So I guess this will be my first post in the Hair Journey Section, but it’s also my thoughts on a certain situation plus an update, so it will be in the Thoughts, Ideas, and Updates section as well.
First of all, it’s been almost two months since I posted on the actual blog and that’s about to change completely. Now that I’m pretty much adjusted to my new job situation, it’s time to organize and dedicate my free time to this. I’ve been mostly focusing and putting effort into afro.girl.beauty.gram (the IG page) but it’s time to really expand into the main blog and grow it into what I want it to be.
Now I won’t spend a lot of time intro-ing the Hair Journey Section because I pretty much elaborated on the beginnings of my journey as a “natural” on the About page. So you can check that out by clicking on the “About” tab. I want to get right into something that happened today in the black hair/natural hair world that didn’t really bother me at first….but the more I think about it, the more I have issue with it.

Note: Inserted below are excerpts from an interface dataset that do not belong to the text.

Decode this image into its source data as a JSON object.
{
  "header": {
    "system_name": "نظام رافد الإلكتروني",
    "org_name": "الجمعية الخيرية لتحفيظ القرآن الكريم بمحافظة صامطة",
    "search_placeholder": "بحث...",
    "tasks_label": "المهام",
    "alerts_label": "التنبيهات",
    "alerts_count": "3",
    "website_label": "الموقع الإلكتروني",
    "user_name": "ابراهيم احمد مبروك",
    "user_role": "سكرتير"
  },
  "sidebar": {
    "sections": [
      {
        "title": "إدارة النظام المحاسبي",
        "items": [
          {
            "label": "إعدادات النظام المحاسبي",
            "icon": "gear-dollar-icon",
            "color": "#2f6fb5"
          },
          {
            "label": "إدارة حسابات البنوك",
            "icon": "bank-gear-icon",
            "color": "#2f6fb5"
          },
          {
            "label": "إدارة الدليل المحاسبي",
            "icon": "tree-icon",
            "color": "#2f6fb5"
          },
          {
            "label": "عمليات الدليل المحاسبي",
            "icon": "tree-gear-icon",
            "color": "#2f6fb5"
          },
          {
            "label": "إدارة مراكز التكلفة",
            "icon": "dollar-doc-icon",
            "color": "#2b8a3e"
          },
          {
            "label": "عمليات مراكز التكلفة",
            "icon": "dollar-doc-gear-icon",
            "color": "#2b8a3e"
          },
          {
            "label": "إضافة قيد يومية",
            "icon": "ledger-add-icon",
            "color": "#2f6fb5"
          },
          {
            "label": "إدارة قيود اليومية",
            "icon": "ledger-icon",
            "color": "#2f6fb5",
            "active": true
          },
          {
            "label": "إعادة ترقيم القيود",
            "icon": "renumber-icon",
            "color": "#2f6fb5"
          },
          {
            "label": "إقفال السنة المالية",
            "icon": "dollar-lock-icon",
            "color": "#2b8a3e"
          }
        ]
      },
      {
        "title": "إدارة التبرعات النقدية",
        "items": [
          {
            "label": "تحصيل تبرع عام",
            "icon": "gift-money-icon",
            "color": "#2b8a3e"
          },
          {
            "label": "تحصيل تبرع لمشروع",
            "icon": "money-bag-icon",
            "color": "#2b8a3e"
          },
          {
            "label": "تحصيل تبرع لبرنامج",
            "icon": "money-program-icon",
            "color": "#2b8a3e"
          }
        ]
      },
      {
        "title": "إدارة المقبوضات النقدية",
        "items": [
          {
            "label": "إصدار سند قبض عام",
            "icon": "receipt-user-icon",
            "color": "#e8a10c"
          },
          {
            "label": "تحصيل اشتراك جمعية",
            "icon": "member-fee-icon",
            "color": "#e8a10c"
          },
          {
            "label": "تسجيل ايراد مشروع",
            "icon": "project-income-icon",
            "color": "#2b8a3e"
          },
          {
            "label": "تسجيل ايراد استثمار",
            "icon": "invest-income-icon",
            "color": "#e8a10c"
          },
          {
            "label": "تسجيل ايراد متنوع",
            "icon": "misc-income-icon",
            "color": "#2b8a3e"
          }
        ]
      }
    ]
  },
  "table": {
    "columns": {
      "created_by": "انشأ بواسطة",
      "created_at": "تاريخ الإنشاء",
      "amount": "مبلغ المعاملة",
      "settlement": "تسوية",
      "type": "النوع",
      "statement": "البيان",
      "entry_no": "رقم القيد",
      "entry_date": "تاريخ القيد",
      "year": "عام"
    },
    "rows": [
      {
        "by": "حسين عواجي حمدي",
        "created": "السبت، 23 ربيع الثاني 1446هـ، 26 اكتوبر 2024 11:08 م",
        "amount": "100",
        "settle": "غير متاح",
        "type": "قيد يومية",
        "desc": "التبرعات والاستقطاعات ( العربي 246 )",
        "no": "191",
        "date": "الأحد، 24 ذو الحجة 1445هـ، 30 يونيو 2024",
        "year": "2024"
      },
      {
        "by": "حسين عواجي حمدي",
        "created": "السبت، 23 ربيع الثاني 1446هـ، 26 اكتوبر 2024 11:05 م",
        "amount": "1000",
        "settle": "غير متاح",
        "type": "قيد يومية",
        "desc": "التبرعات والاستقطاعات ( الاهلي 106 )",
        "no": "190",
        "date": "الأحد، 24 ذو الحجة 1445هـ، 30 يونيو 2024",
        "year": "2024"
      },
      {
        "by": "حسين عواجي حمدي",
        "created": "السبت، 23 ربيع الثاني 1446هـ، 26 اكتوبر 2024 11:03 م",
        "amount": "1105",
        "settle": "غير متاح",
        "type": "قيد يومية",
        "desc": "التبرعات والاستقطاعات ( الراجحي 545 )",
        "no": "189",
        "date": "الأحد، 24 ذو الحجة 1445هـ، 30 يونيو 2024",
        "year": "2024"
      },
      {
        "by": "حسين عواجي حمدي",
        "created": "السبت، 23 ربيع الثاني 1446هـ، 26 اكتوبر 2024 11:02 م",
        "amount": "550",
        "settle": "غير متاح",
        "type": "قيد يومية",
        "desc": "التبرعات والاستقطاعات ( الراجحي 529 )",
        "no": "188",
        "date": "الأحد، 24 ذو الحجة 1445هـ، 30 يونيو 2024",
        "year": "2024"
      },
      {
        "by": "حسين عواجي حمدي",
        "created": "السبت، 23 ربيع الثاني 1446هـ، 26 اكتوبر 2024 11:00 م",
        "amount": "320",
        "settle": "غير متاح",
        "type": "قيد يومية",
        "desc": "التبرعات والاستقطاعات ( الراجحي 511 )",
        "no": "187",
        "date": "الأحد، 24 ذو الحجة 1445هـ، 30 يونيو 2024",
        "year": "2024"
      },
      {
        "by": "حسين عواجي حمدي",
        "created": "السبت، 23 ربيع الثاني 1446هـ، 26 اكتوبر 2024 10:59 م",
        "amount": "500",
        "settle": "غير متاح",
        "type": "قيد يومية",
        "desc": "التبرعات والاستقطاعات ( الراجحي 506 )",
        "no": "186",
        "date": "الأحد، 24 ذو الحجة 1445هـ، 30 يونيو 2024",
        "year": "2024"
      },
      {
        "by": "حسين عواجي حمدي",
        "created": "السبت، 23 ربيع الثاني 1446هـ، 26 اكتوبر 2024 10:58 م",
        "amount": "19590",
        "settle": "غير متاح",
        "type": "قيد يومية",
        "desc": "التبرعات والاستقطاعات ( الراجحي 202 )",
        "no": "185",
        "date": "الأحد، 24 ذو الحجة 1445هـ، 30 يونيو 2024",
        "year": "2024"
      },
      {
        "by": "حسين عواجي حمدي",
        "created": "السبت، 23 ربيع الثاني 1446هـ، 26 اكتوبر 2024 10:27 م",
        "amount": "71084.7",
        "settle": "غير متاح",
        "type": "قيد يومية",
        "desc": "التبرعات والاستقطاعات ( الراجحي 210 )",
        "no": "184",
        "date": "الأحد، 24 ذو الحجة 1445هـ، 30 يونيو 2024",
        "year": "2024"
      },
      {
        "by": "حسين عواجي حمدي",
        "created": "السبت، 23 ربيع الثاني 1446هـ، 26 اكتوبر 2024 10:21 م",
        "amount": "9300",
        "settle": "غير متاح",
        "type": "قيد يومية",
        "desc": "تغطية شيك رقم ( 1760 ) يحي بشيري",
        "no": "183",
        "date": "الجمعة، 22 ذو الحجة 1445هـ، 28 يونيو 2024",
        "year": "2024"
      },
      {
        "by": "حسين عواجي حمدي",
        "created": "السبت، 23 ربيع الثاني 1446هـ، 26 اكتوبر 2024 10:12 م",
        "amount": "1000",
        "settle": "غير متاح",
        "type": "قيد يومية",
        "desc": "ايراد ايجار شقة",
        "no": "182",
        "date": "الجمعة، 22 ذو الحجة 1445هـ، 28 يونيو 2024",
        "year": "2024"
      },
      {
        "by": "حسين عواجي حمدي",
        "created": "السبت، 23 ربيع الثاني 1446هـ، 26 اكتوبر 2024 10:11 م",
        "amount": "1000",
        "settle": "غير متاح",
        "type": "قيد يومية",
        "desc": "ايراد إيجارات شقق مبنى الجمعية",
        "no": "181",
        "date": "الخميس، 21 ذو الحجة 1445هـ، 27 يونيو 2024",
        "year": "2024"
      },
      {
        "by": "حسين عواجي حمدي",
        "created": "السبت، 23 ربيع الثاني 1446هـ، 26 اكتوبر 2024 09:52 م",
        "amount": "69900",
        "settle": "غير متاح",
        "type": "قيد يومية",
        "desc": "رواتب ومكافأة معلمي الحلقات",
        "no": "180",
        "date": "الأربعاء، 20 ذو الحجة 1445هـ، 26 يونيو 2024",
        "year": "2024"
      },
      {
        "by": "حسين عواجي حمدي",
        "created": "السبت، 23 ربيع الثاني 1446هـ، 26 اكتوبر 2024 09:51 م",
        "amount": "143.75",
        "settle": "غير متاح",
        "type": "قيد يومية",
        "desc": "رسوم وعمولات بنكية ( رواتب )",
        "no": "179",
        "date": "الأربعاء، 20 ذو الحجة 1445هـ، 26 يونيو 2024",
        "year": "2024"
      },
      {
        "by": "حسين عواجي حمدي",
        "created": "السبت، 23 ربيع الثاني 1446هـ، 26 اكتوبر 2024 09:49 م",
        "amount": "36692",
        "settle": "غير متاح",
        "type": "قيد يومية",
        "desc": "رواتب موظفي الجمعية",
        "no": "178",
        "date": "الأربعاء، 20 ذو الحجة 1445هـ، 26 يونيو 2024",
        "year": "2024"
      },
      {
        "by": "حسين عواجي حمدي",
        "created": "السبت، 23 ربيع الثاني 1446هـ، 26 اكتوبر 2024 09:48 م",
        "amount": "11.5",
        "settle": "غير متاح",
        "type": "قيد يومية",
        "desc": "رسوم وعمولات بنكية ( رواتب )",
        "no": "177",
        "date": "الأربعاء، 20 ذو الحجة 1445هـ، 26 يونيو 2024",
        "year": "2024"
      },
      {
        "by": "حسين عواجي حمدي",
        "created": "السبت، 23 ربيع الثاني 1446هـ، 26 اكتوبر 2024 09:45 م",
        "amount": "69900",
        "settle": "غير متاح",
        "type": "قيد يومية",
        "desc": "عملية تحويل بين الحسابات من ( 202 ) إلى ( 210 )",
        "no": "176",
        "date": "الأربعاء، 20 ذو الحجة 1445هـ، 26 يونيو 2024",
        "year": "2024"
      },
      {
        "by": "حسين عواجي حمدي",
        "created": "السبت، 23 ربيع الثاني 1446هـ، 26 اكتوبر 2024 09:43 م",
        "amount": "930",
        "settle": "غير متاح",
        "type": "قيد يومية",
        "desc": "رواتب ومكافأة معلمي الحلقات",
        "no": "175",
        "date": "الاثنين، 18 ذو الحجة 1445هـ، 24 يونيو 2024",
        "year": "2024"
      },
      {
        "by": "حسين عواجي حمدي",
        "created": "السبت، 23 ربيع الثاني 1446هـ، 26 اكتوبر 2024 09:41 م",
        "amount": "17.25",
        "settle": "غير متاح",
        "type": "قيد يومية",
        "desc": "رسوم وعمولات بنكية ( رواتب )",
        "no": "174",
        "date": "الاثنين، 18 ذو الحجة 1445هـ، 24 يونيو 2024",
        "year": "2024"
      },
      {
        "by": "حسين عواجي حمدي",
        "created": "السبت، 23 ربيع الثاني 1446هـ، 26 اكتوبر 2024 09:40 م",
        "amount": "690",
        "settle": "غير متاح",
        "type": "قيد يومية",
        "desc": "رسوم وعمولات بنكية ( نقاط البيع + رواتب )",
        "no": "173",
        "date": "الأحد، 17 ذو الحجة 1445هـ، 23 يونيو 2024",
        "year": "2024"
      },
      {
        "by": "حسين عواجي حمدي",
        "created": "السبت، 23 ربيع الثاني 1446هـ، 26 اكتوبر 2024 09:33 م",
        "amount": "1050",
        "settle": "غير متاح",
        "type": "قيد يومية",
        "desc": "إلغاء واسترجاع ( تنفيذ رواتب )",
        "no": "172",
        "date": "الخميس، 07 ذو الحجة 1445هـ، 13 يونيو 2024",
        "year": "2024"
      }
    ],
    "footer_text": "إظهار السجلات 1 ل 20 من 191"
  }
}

Whenever someone asks me what I use on my hair, I never go without mentioning Shea Moisture. Actually, it’s most likely the first thing I mention. When someone asks me what they should use when they have their natural hair out or what will help them in the process of going natural, I bring up Shea Moisture Jamaican Black Castor Oil Leave-in Conditioner or Shea Moisture Coconut & Hibiscus Curl Enhancing Smoothie. I use their 100% Coconut Oil on my skin and has planning to use it more on my hair in the summer. I’ve been using their Raw Shea Butter Extra-Moisture Detangler regularly since October when I used it to do my hair as a bridesmaid in one of my best friend’s wedding. I’ve been using their products since I really started caring for my natural hair once I discovered it through YouTube videos. It has been an effective, consistent, satisfying, fun brand that has become one of my favorites if not my favorite…until today.
The one of the defining aspects of the Shea Moisture brand, aside from being (once) specifically catered to black/afro-textured hair, is the fact that it’s black-owned. For 25 years Sundial Brand, the company that owns Shea Moisture, has been black-owned and independent from some huge corporation. And as Shea Moisture’s business continues to rapidly grow and expand, of course they are going to venture into new territory. This doesn’t just include their expansion of products which also include skin care and cosmetics, or the fact they have leaped from Walgreens to Target, but also the expansion of their audience. So when I saw the ad that went viral on Twitter today, I wasn’t mad at the fact that Shea Moisture featured a mixed-looking girl with type 3 hair, and more noticeably, two white girls. But I was a little put off by the complete lack of representation in the commercial from black girls with coily and/or kinky afro-textured hair…the people that gave the brand the legs it has today and are the primary consumers of this brand…
So I understood where the aggression or disappointment was coming from for the people who consume this brand regularly and are/were part of its core consumer base. The problem is not that white people were used in the ad and that Shea Moisture wants to expand it’s reach to a “mainstream” audience…but the erasure of black women from a product MADE for black women from a brand that was BUILT off black women using, praising, highly recommending, and sharing the product.
So I understood both sides. But then…I watched the commercial again and there was something that really bothered me.
The whole theme of “hair hate” that they used in the commercial…
I’m just gonna be 100% honest. A white girl getting “hair hate” because she has red/ginger hair and a black girl getting “hair hate” because she has an afro are two different stratospheres of “hair hate”. And to compare the two, especially as a company owned by black people who I am sure know the context of how afro-textured hair has been shunned, rejected, belittled, and even vilified by society in general, is insulting. It’s one thing to be teased (if that) for a hair color and a whole other thing to be fired from a job because you wear an afro or dreads no matter how neat because it’s “unprofessional“. “Hair hate” is when you’re a little black girl going to school and you’re sent home because the texture of hair that grows out of your head is deemed “inappropriate” or “distracting” or “too poofy“.
I don’t know who is on Shea Moisture’s marketing/PR team, but they, like many other companies as of late, need to re-evaluate their message and work on being a little less tone-deaf. Shea Moisture is a natural hair care staple that was made for black women by two black men inspired by a black woman. On almost every Shea Moisture bottle, there’s a little paragraph on the founder/CEO Richelieu Dennis’ grandmother, Sofi Tucker from Sierra Leone, who sold shea butter, African black soap, and skin and hair products all along the countryside. In that paragraph it says “Shea Moisture is her legacy”. My hope is that the founders, Mr. Dennis and Mr. Nyema Tubman, carry on that legacy and always uphold the ones who made Shea Moisture what is it…from their grandmother to the black women who invested and continue to invest in their grandmother’s dream. Please consider that the next time you think about “A Million Ways to Shea”…